Doing so ensures that your room is high enough off the ground to deter anyone from breaking in from outside of the building, but not so high that, should there be a fire or other emergency, fire crews with a ladder truck won’t be able to rescue you from your room.
5. Avoid hotel rooms with interconnecting doors
You’ll also want to avoid hotels that come with rooms connected by interconnecting doors. Having room-to-room access might be a great convenience when you travel with a large group, but when by yourself it can also provide unwelcome individuals with discreet access to your room. You don’t want that. If you can’t avoid it, these hotel door alarms might help.
6. Know where the fire exits are

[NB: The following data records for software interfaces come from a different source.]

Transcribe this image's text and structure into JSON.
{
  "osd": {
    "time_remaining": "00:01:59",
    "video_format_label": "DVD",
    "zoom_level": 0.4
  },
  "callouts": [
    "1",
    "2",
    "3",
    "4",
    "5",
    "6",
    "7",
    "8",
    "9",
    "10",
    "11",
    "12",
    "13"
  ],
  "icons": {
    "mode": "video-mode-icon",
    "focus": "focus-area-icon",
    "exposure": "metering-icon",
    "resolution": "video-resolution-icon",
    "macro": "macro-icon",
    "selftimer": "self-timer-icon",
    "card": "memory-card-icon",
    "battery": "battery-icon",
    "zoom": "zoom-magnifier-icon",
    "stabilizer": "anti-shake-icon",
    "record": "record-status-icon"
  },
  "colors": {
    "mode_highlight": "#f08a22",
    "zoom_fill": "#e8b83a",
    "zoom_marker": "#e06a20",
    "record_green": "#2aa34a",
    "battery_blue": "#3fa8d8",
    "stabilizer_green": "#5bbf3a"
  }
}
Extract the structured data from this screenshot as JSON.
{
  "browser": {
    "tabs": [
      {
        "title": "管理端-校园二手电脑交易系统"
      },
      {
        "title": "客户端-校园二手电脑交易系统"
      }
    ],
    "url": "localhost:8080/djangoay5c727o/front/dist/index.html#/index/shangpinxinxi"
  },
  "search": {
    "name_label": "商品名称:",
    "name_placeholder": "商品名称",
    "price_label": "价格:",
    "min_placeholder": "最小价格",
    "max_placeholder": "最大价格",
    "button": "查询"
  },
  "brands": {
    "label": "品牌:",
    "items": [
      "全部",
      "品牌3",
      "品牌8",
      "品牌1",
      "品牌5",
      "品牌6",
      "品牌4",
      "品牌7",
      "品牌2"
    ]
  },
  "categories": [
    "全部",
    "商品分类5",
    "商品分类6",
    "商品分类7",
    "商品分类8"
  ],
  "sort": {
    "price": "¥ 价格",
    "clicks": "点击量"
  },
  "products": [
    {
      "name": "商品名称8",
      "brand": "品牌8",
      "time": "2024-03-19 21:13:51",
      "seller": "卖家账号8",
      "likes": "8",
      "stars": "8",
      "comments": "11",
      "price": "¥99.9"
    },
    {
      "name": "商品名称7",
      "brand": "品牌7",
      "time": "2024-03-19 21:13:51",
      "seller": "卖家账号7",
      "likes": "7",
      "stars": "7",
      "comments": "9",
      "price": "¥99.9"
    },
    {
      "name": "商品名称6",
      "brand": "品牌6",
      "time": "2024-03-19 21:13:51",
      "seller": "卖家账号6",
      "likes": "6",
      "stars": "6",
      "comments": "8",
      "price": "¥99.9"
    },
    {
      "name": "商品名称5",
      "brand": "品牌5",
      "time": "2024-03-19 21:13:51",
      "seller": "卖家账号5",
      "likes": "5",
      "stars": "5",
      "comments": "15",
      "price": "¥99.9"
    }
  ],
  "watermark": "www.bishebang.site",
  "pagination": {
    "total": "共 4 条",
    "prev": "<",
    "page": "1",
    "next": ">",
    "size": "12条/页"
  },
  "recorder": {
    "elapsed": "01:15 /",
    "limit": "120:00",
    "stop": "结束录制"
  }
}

Pay attention to the emergency exit information posted on the inside of your hotel room door. It will only take a few seconds, and in the event of a fire or evacuation, knowing where your escape route is—ahead of time—can go a long way towards keeping you from panicking, especially if there is smoke and you need to stay low to the ground.
7. Check the reputation of the hotel and neighborhood before you book
It’s in the best interest of hoteliers, resort owners and services like Airbnb to keep you safe while you stay with them. Having a guest assaulted or seeing their personal property stolen is bad for return business and word-of-mouth. No matter how highly-rated or secure the joint you’re checking into might appear to be, you owe it to yourself and your loved ones to do a bit of homework before you travel to ensure you’re as safe as possible.
Before booking a room in a city you’re not familiar with, check out what other guests have said on Trip Advisor and other places where guests can comment. You might also consider contacting area law enforcement. Most police departments track crime statistics for a given area. More importantly, buildings that see frequent repeat business with the authorities typically have a reputation. In my experience, cops are happy to pass this information along to folks coming in from out of town.
8. Be careful with cabs
If you’re not renting a car as part of your travel plans, you might wind up cabbing it around the region that you’re visiting. If so, be careful about which vehicles you pop into. It may sound dramatic, but it’s true: As soon as you close the door of a car you’re riding in, you’re under the control of your driver. Depending on your driver’s intentions, things can get ugly, quickly.
It’s not uncommon, even in large North American cities for independent cab drivers to be in cahoots with crooks, who are just waiting for you to be driven right to them. To get around this, call a large, local cab company, Uber or Lyft car for a ride instead of hailing one out on the street. If you’re grabbing a cab at the airport, be sure to only hop in cars that pick you up in designated, security-controlled areas.
9. Check for travel advisories
Before you head off on your next adventure, it’s wise to check in the U.S. Department of State website to see if they’ve generated any advisories for the region you’re traveling to.
Their advisories cover crime, natural disasters, pandemics, war and political unrest. What’s more, each bulletin comes with advice on whether you should risk traveling to a given region at all and, if you do, whether there are any guidelines you should follow in order to stay as safe as possible.
10. Enroll in the STEP program
Of course, not all misadventures can be avoided. Should the worse happen while you’re traveling, The U.S. Department of State is there to help, provided you let them know where you are. STEP (Smart Traveler Enrollment Program) is a free, voluntary program that allows U.S. citizens to notify their government of where they’re going and how long they’ll be there.
Once enrolled in STEP, you’ll receive notifications and updates about emergency conditions for the region you’re traveling in. And should conditions in the region deteriorate, the government will have your contact information and know where you’re staying. It’s a free service that you’ll be glad to have, but hope to never use.